Pantha Du Prince – Black Noise (Rough Trade)
With the lights out, it’s less dangerous; Pantha Du Prince‘s darkly lit techno music on Black Noise found favors among music folks who prefer their sonic headspace drenched in melodic melancholy. Hendrik Weber’s fittingly titled third album is one that luxuriates in minute electronics textures, and the quiet bliss that illuminates Black Noise sounds as fragile and mysterious as ever. – Keith.
The Roots – How I Got Over (Def Jam)
The Roots are evolving the concept of hip-hop with each album they produce. It doesn’t sound exactly like a soul record, and it doesn’t exactly sound like a hip-hop record. It’s rawer than the nu-soul cats, and it’s not as gangsta as the ghetto blasters. Yet, everything comes together like they’d been playing this brand of music for decades. I think they’ve transcended the hip-hop genre that they’ve been walking, and offered something especially new against the depressive monoculture that faces all of us today. – Brian.

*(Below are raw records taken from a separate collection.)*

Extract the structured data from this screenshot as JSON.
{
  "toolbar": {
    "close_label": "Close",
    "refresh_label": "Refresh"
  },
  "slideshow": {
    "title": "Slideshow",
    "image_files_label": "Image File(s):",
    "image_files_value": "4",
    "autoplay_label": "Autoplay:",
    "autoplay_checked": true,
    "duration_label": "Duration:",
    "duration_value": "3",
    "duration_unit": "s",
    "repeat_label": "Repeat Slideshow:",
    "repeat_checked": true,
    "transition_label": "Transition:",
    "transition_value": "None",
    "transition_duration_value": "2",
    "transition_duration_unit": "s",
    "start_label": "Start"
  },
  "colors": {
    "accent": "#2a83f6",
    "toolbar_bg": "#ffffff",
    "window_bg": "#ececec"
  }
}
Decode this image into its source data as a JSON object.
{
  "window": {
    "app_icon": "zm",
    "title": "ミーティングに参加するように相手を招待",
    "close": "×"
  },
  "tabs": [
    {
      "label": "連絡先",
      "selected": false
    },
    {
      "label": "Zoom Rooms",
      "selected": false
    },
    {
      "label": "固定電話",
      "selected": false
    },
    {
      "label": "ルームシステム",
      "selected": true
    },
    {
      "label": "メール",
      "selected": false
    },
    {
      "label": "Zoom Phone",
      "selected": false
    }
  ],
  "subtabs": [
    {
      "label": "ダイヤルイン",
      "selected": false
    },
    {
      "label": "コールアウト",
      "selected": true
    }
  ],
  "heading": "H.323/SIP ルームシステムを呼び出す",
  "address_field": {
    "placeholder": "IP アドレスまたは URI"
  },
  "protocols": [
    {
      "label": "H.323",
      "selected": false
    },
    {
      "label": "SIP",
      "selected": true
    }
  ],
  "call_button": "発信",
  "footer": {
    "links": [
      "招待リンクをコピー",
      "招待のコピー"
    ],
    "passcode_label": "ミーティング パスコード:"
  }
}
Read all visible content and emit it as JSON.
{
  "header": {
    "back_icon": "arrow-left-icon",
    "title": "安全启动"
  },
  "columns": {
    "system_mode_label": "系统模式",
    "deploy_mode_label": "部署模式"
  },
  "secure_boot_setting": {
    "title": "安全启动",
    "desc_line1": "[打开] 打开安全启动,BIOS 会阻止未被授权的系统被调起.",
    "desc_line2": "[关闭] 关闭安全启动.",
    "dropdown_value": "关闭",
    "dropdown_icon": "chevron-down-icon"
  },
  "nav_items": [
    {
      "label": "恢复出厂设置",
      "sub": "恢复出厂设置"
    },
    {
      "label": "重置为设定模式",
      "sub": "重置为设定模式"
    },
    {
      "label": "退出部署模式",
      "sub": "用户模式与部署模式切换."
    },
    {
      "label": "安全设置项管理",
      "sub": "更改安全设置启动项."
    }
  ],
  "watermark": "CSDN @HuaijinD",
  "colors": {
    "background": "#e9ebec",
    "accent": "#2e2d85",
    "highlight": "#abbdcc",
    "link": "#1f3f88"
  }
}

Ryan Adams & The Cardinals – Cardinals III/IV (PAX AM)
Ryan Adams returns to us after a year-long break from music, and in Ryan Adams years, that’s probably something like four years. In his fifth album with The Cardinals and overall thirteenth release, Adams deviates from the whiskey smoking alt-country sound that he’s perfected over the years, instead delivering the songs in straight ahead rock fashion. It’s different, but not unfamiliar. All the things that make The Cardinals your favorite band are still here: the excellent songwriting, musicianship and bitter irony. – Brian.
Sharon Van Etten – Epic (Ba Da Bing)
If last year’s Because I was in Love introduced us to Sharon Van Etten’s emerging promise as a folk artist, this year’s Epic blows expectations out of proportion as she shows her grittier side with the one-two opening punch of “A Crime” and “Peace Sign”, all this without ever compromising the beauty of her work that endures every storm willingly taken on throughout the album. – Dan.